• _Exercise_
Where does the string "icon" appear in the records? Copy each line that holds it.

┄┄┄┄┄┄┄┄┄┄

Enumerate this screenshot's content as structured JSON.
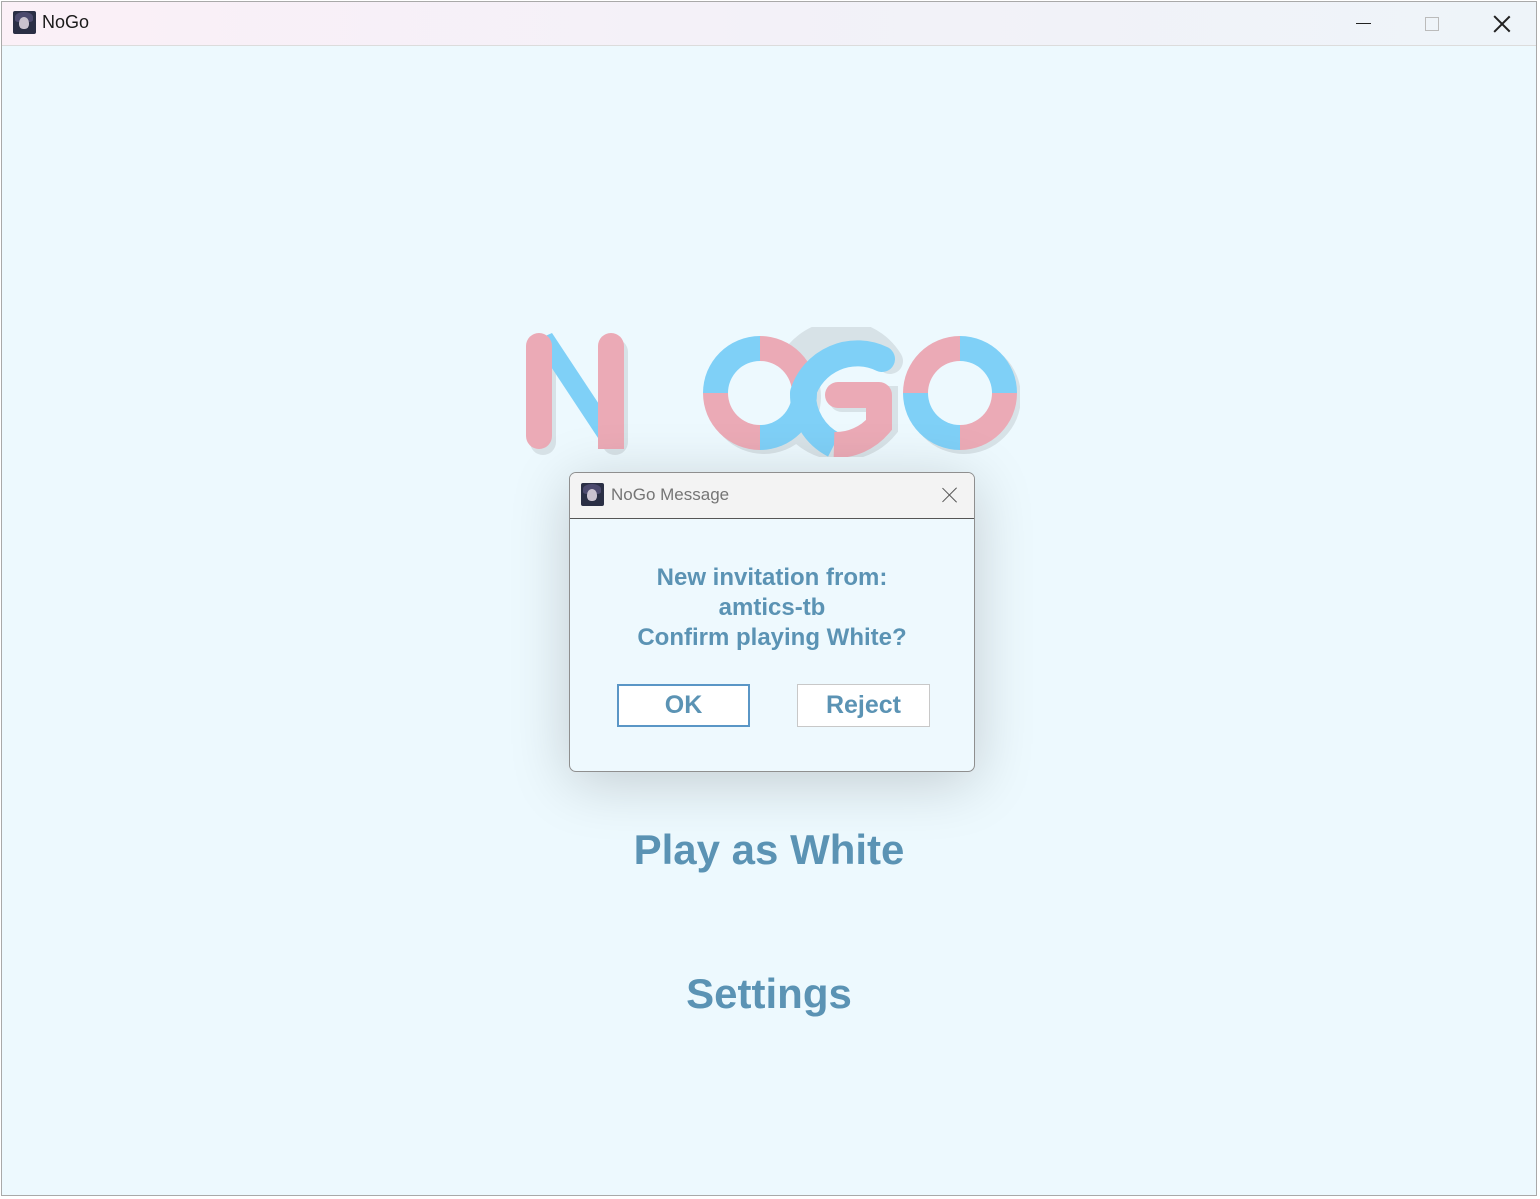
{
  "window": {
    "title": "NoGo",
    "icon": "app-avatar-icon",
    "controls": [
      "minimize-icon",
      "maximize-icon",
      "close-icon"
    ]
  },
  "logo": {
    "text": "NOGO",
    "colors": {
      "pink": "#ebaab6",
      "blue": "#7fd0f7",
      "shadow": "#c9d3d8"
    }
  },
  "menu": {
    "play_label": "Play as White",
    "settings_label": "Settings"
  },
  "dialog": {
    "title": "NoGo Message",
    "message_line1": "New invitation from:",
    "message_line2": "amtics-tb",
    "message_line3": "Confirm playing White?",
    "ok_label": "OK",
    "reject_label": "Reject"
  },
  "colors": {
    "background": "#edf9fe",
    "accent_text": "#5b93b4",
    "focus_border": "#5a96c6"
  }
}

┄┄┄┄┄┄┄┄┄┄

• _Response to this exercise_
    "icon": "app-avatar-icon",
      "minimize-icon",
      "maximize-icon",
      "close-icon"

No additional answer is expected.